In contrast to the current outstanding Treasury debt (held by the public and government agencies) of some $14 trillion, the government's own actuaries estimated that as of January 2009, over a 75-year horizon, the various Medicare and OASDI programs were unfunded in present-value terms by about $46 trillion.[1]

Unfortunately, this estimate is probably far too optimistic; credible analysts have placed it higher than $100 trillion. And now we see why the Ryan plan — which only balances the cash flow deficit by the late 2030s — is hardly adequate. Tom Woods explains in his latest book, Rollback:

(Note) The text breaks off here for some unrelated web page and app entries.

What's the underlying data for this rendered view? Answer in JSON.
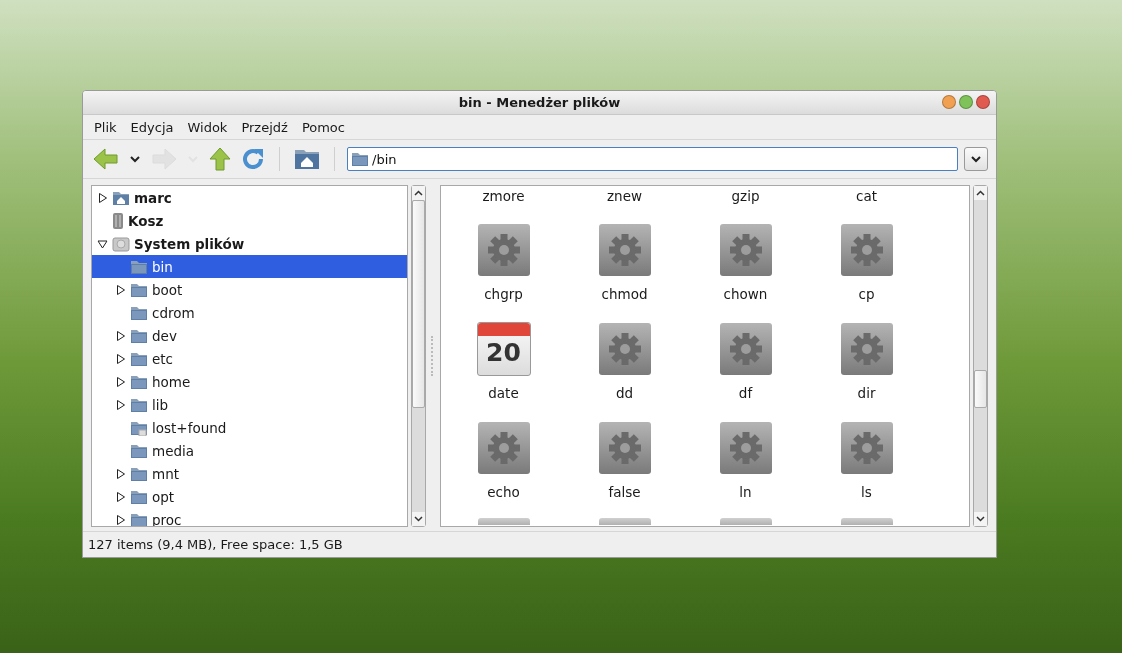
{
  "window": {
    "title": "bin - Menedżer plików"
  },
  "menu": [
    {
      "label": "Plik"
    },
    {
      "label": "Edycja"
    },
    {
      "label": "Widok"
    },
    {
      "label": "Przejdź"
    },
    {
      "label": "Pomoc"
    }
  ],
  "toolbar": [
    {
      "kind": "back",
      "disabled": false
    },
    {
      "kind": "dropdown",
      "disabled": false
    },
    {
      "kind": "forward",
      "disabled": true
    },
    {
      "kind": "dropdown",
      "disabled": true
    },
    {
      "kind": "up",
      "disabled": false
    },
    {
      "kind": "reload",
      "disabled": false
    },
    {
      "kind": "separator"
    },
    {
      "kind": "home",
      "disabled": false
    },
    {
      "kind": "separator"
    }
  ],
  "location": {
    "value": "/bin"
  },
  "sidebar": {
    "items": [
      {
        "label": "marc",
        "kind": "home",
        "expanded": false,
        "selected": false
      },
      {
        "label": "Kosz",
        "kind": "trash",
        "selected": false
      },
      {
        "label": "System plików",
        "kind": "drive",
        "expanded": true,
        "selected": false,
        "children": [
          {
            "label": "bin",
            "kind": "folder",
            "selected": true
          },
          {
            "label": "boot",
            "kind": "folder",
            "expanded": false,
            "selected": false
          },
          {
            "label": "cdrom",
            "kind": "folder",
            "selected": false
          },
          {
            "label": "dev",
            "kind": "folder",
            "expanded": false,
            "selected": false
          },
          {
            "label": "etc",
            "kind": "folder",
            "expanded": false,
            "selected": false
          },
          {
            "label": "home",
            "kind": "folder",
            "expanded": false,
            "selected": false
          },
          {
            "label": "lib",
            "kind": "folder",
            "expanded": false,
            "selected": false
          },
          {
            "label": "lost+found",
            "kind": "locked-folder",
            "selected": false
          },
          {
            "label": "media",
            "kind": "folder",
            "selected": false
          },
          {
            "label": "mnt",
            "kind": "folder",
            "expanded": false,
            "selected": false
          },
          {
            "label": "opt",
            "kind": "folder",
            "expanded": false,
            "selected": false
          },
          {
            "label": "proc",
            "kind": "folder",
            "expanded": false,
            "selected": false
          }
        ]
      }
    ]
  },
  "files": [
    {
      "label": "zmore",
      "kind": "label-only"
    },
    {
      "label": "znew",
      "kind": "label-only"
    },
    {
      "label": "gzip",
      "kind": "label-only"
    },
    {
      "label": "cat",
      "kind": "label-only"
    },
    {
      "label": "chgrp",
      "kind": "executable"
    },
    {
      "label": "chmod",
      "kind": "executable"
    },
    {
      "label": "chown",
      "kind": "executable"
    },
    {
      "label": "cp",
      "kind": "executable"
    },
    {
      "label": "date",
      "kind": "calendar",
      "calendar_day": "20"
    },
    {
      "label": "dd",
      "kind": "executable"
    },
    {
      "label": "df",
      "kind": "executable"
    },
    {
      "label": "dir",
      "kind": "executable"
    },
    {
      "label": "echo",
      "kind": "executable"
    },
    {
      "label": "false",
      "kind": "executable"
    },
    {
      "label": "ln",
      "kind": "executable"
    },
    {
      "label": "ls",
      "kind": "executable"
    },
    {
      "kind": "partial"
    },
    {
      "kind": "partial"
    },
    {
      "kind": "partial"
    },
    {
      "kind": "partial"
    }
  ],
  "status_bar": {
    "text": "127 items (9,4 MB), Free space: 1,5 GB"
  }
}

[The cash flow deficits,] staggering as they are, do not reflect the impending problem posed by the unfunded liabilities of Social Security and Medicare. Even if the federal budget were balanced [immediately] and the deficit reduced from over $1 trillion to zero, when we factor in the unfunded liabilities problem, the U.S. government would still fall further into the hole by $2 trillion to $4 trillion a year (p. 6).

Now it's true that the Ryan plan purports[2] to rein in escalating Medicare expenditures, but the pattern is the same: the difficult choices only affect future politicians. The Republicans are not daring to tell voting seniors that their benefits will be cut today. As the quotation from Woods underscores, we can't wait another decade before really "getting serious" about the problem.


S&P's downgraded outlook for US debt is one of many objective signs that those of us warning of a fiscal crisis aren't crazy. The federal government is digging itself deeper and deeper into debt at an alarming rate. Although the budget proposal put forth by Paul Ryan is better than that of President Obama, it is nowhere near a solution.

Robert Murphy, an adjunct scholar of the Mises Institute and a faculty member of the Mises University, runs the blog Free Advice and is the author of The Politically Incorrect Guide to Capitalism, the Study Guide to Man, Economy, and State with Power and Market, the Human Action Study Guide, and The Politically Incorrect Guide to the Great Depression and the New Deal. Send him mail. See Robert P. Murphy's article archives. Comment on the blog.

© 2011 Copyright Robert Murphy - All Rights Reserved Disclaimer: The above is a matter of opinion provided for general information purposes only and is not intended as investment advice. Information and analysis above are derived from sources and utilising methods believed to be reliable, but we cannot accept responsibility for any losses you may incur as a result of this analysis. Individuals should consult with their personal financial advisors.

© 2005-2019 - The Market Oracle is a FREE Daily Financial Markets Analysis & Forecasting online publication.

Post Comment

Only logged in users are allowed to post comments. Register/ Log in

6 Critical Money Making Rules